EAT: Exhibition showcases the form, function, folly and the beauty of dining


  • Epperson Gallery 1400 Pomona Street Crockett, CA, 94525 United States
As the fall days darken, I feel the holidays nearing. My mind and senses pull towards all things food-driven; recipes, linens, purveying ingredients, wishing for ever larger platters to hold the bounty, imagining table settings spilling over with lavish décor and friends spread around, enjoying, imbibing, laughing. Recollections of meal scenes past, as well as the fortunes and follies of future gatherings, make for inspired dinners. And, in this show, inspired dinners/diners make for inspired subjects in art.
— Anna Noelle Rockwell, EAT co-curator

Crockett, 2016 — Virtually every culture plays host to a wide range of significant nuances when it comes to food and to the act of eating. From the importance and thought behind utensils and place settings, to deep symbolisms and the actual physicality of food, all are put on display in EAT, a group exhibition at Crockett’s Epperson Gallery. With artwork of over two dozen local artists from across all mediums, EAT is comprised of both a traditional gallery exhibition and EAT MARKET, a retail space that brings together culinary crafts and artworks for the table and home. Together, the pieces will play with our perception of food — what forms it takes, how it functions and shapes society, the absurdness of it, and the absolute beauty of dining. The show is co-curated by Kathy Kearns and Anna Noelle Rockwell and includes the work of 22 East Bay artists.

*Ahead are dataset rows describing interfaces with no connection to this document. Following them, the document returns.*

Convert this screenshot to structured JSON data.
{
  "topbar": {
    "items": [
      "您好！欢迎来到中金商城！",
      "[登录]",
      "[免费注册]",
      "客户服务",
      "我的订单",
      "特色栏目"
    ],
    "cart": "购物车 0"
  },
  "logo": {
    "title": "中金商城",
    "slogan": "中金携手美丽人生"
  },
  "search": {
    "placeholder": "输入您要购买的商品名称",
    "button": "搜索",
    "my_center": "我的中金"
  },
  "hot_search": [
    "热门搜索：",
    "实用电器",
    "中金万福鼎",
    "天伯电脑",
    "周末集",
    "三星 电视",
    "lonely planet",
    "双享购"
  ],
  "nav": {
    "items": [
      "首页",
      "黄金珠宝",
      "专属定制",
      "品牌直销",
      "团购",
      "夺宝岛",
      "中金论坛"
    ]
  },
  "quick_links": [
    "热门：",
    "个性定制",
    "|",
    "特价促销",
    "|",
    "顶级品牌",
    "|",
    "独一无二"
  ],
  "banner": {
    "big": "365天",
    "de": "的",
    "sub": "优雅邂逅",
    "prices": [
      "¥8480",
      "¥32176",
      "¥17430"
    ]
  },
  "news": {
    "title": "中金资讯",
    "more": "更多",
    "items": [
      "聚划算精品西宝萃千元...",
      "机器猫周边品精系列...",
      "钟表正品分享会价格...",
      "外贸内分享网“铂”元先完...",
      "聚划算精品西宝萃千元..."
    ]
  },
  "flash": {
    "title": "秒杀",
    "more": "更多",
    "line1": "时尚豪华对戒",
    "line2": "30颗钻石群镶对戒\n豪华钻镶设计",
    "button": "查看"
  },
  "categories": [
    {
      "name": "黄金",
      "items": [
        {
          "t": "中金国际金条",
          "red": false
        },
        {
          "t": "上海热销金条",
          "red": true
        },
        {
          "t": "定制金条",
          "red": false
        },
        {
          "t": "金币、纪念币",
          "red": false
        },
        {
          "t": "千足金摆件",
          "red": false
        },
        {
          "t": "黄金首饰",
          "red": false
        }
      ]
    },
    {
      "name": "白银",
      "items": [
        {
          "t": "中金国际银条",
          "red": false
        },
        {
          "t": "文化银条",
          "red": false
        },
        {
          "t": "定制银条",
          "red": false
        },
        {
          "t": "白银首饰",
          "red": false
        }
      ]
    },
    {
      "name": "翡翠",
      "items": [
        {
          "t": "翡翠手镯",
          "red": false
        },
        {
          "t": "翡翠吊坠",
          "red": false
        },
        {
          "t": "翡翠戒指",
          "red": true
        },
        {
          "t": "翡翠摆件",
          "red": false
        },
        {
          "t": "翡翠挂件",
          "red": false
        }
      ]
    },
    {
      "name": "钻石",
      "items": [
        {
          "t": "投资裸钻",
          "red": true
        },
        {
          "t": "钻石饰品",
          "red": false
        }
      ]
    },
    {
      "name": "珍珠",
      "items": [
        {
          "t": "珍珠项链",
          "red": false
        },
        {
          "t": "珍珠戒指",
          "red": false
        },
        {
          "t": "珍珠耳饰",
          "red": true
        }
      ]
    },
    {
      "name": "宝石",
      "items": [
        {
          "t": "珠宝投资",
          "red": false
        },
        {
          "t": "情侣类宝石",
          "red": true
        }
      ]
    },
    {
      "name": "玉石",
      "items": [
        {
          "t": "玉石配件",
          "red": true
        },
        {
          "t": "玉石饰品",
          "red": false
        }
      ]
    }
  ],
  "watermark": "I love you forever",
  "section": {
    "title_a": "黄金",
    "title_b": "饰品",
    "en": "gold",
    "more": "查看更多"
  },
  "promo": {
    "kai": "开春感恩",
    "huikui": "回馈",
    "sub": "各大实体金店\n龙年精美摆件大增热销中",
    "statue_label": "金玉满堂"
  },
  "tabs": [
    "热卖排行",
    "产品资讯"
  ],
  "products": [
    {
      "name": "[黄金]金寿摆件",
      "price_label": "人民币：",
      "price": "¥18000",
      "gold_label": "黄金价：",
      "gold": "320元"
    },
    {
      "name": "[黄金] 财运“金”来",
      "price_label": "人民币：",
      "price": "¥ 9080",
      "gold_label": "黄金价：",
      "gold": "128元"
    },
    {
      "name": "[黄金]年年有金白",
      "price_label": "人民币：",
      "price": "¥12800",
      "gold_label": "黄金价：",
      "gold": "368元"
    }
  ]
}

Kearns and Rockwell met earlier this year when Rockwell curated Kearns’ work into a previous exhibition at Epperson Gallery. Both interested in exploring food-based themes, the desire for a show like EAT grew organically. Of the relationship between art and food, Kearns says:

“Our dining experience is enhanced and our satisfaction more complete when food is presented in a thoughtful, artful way. Good restaurants know this, and many dining establishments commission potters to create pieces that compliment their culinary creations. There is nothing that gives me greater satisfaction than hearing from a customer that they reach first for one of my cups every morning for their coffee. It is an intimate connection that potters have with the people that use their work; putting a cup to the lips or cradling a bowl in the hands.”

The duo will collaborate on a series of serving plates painted and printed with inherited recipes and portraits of the chefs who have influenced the artist’s approach to food. Also on view will be contributing artist’s ceramics for the table service, artworks and wares that display thoughtful renditions of meals past, interactive media works focusing on consumption, and various pieces addressing relationships and symbols of dining. Participating artists include:

Jeorgea BeckKelly BurlinghamLara CannonPercy CannonBill ConcannonCora ConcannonMary Lou CorreiaGary DinnenPam DixonGerald EppersonKathy KearnsJoe LoriaRobin MacLean,Trupti ManninaMidoriTony NatsoulasJeff NebekerMelody NixMegan PadillaThomas PhinnesseeAnna Noelle RockwellRandy SextonPatricia Uchill SimmonsChris ShimuRobyn SlakeyEd TannenbaumMarybeth TereszkiewiczRuby Wolfman